*The problem*: This task calls for copying every line of the records that includes the word "palette".

Dataset extract: Begin

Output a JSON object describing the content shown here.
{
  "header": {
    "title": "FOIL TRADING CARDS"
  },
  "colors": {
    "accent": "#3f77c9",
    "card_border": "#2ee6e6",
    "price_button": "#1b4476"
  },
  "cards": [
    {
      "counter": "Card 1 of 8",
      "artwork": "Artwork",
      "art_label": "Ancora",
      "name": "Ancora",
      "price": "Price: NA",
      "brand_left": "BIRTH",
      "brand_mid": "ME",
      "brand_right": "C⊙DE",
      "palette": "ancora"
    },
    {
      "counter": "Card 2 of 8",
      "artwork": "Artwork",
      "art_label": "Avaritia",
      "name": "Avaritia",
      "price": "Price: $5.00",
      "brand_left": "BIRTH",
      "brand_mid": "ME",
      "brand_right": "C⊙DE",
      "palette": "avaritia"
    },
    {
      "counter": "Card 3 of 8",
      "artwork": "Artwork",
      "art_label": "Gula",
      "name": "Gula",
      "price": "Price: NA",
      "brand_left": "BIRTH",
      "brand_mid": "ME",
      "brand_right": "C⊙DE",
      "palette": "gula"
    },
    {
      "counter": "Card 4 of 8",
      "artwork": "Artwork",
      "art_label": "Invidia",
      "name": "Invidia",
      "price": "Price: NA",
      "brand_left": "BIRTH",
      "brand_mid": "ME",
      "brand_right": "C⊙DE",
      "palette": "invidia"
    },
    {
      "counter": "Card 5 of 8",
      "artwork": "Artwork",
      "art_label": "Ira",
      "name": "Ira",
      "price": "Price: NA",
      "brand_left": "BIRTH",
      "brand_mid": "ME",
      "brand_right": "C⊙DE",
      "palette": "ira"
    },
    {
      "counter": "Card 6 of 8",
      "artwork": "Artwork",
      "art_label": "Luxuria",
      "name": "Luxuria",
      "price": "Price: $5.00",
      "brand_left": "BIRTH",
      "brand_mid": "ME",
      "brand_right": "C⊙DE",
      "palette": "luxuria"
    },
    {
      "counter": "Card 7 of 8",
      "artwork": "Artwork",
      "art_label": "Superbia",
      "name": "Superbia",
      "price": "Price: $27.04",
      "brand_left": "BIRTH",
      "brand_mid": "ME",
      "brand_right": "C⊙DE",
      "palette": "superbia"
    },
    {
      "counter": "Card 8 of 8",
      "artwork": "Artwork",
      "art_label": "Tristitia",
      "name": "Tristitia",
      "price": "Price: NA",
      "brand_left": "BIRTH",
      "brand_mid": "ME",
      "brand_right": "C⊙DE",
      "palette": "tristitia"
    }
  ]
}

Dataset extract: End

*Answer for this exercise*:
      "palette": "ancora"
      "palette": "avaritia"
      "palette": "gula"
      "palette": "invidia"
      "palette": "ira"
      "palette": "luxuria"
      "palette": "superbia"
      "palette": "tristitia"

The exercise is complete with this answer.